The improperly positioned lumbar spine due to Hyperlordosis results in unbalanced, uneven, and abnormal weight bearing loads upon the Lumbar Vertebrae and the Intervertebral Discs, which could result in nerve impingement and/or Sciatica. The excessive curve also results in incorrect Lumbar Facet Joint movement i.e. reduced Lumbar Facet Joint movement and /or Lumbar Facet Joint Compression which can turn into Lumbar Facet Syndrome. That Facet Syndrome could be a stuck open or closed Facet Joint or a Facet Joint that “sticks or binds”. This could also cause Facet Arthritis.

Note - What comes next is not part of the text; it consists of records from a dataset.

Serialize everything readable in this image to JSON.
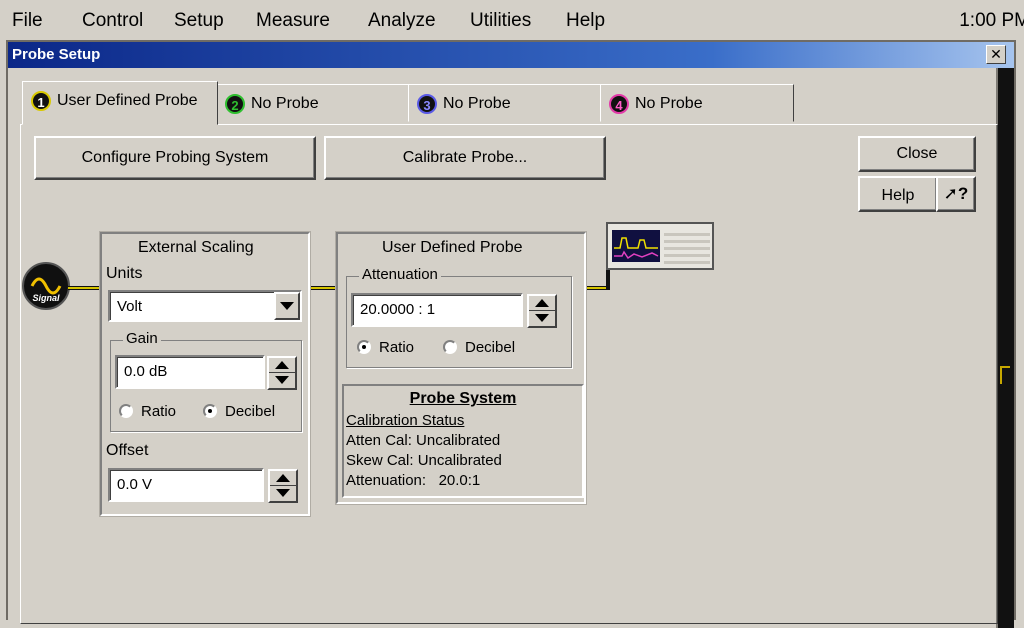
{
  "menubar": {
    "items": [
      "File",
      "Control",
      "Setup",
      "Measure",
      "Analyze",
      "Utilities",
      "Help"
    ],
    "clock": "1:00 PM"
  },
  "dialog": {
    "title": "Probe Setup",
    "close_glyph": "✕"
  },
  "tabs": [
    {
      "number": "1",
      "label": "User Defined Probe",
      "color": "#d8c800",
      "active": true
    },
    {
      "number": "2",
      "label": "No Probe",
      "color": "#2fbf2f",
      "active": false
    },
    {
      "number": "3",
      "label": "No Probe",
      "color": "#5a5ae6",
      "active": false
    },
    {
      "number": "4",
      "label": "No Probe",
      "color": "#e23aa8",
      "active": false
    }
  ],
  "buttons": {
    "configure": "Configure Probing System",
    "calibrate": "Calibrate Probe...",
    "close": "Close",
    "help": "Help",
    "whats_this_glyph": "➚?"
  },
  "signal": {
    "label": "Signal",
    "icon": "sine-wave-icon"
  },
  "external_scaling": {
    "title": "External Scaling",
    "units_label": "Units",
    "units_value": "Volt",
    "gain_label": "Gain",
    "gain_value": "0.0 dB",
    "gain_mode_options": [
      "Ratio",
      "Decibel"
    ],
    "gain_mode_selected": "Decibel",
    "offset_label": "Offset",
    "offset_value": "0.0 V"
  },
  "user_defined_probe": {
    "title": "User Defined Probe",
    "attenuation_label": "Attenuation",
    "attenuation_value": "20.0000 : 1",
    "mode_options": [
      "Ratio",
      "Decibel"
    ],
    "mode_selected": "Ratio"
  },
  "probe_system": {
    "title": "Probe System",
    "calibration_status_label": "Calibration Status",
    "atten_cal": "Atten Cal: Uncalibrated",
    "skew_cal": "Skew Cal: Uncalibrated",
    "attenuation": "Attenuation:   20.0:1"
  },
  "scope": {
    "icon": "oscilloscope-icon"
  }
}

So what kind of Pain Symptoms are experienced directly as a result of the Improperly Positioned Spine?
The pain symptoms commonly experienced initially from the Improperly Positioned Spine are Facet Syndrome Pain Symptoms due to the Hyperextended Lumbar Spine that results in Facet Joint Compression, decreased Facet Joint movement, and irritation caused within the limited Facet ROM-Range of Motion in a Hyperextended state. Additional Pain symptoms over time would be a result of degeneration of Intervertebral Discs, and development of Osteophytes (Bone Spurs) that would have an effect upon nerve roots in the Lumbar area. In either case the pain could be localized, radiating, or Radicular-nerve root pain in nature.

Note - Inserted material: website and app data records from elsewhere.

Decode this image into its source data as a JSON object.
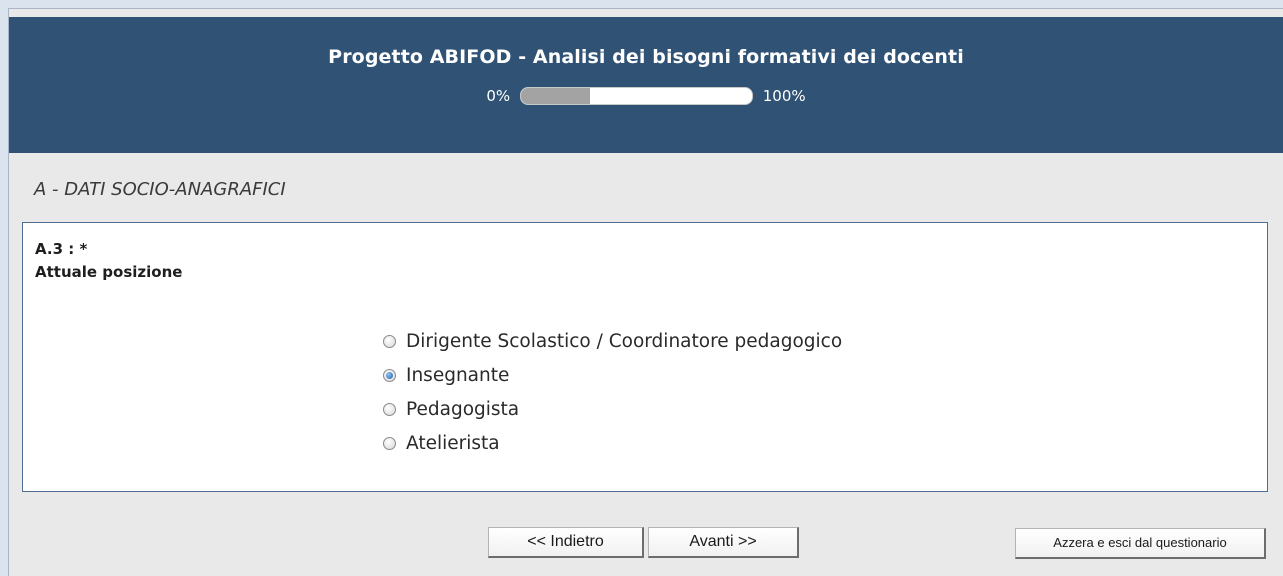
{
  "header": {
    "title": "Progetto ABIFOD - Analisi dei bisogni formativi dei docenti",
    "progress_start_label": "0%",
    "progress_end_label": "100%",
    "progress_fraction": 0.3
  },
  "section": {
    "title": "A - DATI SOCIO-ANAGRAFICI"
  },
  "question": {
    "code": "A.3 : ",
    "required_marker": "*",
    "text": "Attuale posizione",
    "options": [
      {
        "label": "Dirigente Scolastico / Coordinatore pedagogico",
        "checked": false
      },
      {
        "label": "Insegnante",
        "checked": true
      },
      {
        "label": "Pedagogista",
        "checked": false
      },
      {
        "label": "Atelierista",
        "checked": false
      }
    ]
  },
  "buttons": {
    "back_label": "<< Indietro",
    "next_label": "Avanti >>",
    "reset_label": "Azzera e esci dal questionario"
  },
  "colors": {
    "header_bg": "#2f5275",
    "page_bg": "#e9e9e9",
    "progress_fill": "#a3a3a3"
  }
}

How does Tissue Hypertonicity cause Lower Back Pain?
When Lordosis occurs, the hypertonic tissues experience excessive soft tissue loading and compression as well as reduced circulation due to the compressive state. The excessive tissue loading in turn causes reduced circulation that results in the inability to move waste products out of the muscles, ligaments, tendons, and other soft tissue, as well as impeding the flow of nutrients into cell structures. The result of this multiple cause and effect issue is significantly reduced circulation that not only results in lower back pain, but can also result in Ischemia (lack of Blood Flow) or Myofascial Pain Syndrome or Trigger Points.

What can be done to reverse and correct Lordosis?
As far as self-treatment goes, the first thing that the Hyperlordosis back pain sufferer should do is to alleviate as much as possible any condition that would position the heels higher than the balls of the feet while standing. The best approach to Hyperlordosis is to have a Diagnostic Pain Assessment conducted by a skilled Healthcare Professional prior to Hyperlordosis Treatment. The Assessment is a comprehensive compilation of information based upon Postural Analysis, Range of Motion Testing and other Special Tests that will be used to formulate the most effective treatment plan for this condition.

Author's Bio: 

Stephen (Steve) Akamine has extensive experience as a specialist in the treatment of Acute and Chronic Myofascial Pain. Steve is one the very few Medical Massage Therapists in Honolulu and the State of Hawaii that conducts a Diagnostic Pain Assessment for Medical Massage Therapy. Steve strives to achieve minimum pain with maximum functionality beyond symptomatic pain relief for each and every one of his clients. “The goal of Medical Massage Therapy at Honolulu-Chronic-Pain-Management.com is to resolve Acute and Chronic soft tissue conditions that are related to musculoskeletal pain, lack of range of motion, ischemia (restriction in blood supply), biomechanical (mechanics of movement of living beings) dysfunction, nerve compression or entrapment, or injury or rehabilitation from surgery or some form of pathology (study and diagnosis of disease)”. You can find free tips and information about soft tissue treatment for Chronic Pain at his Chronic Pain Management Resource Center.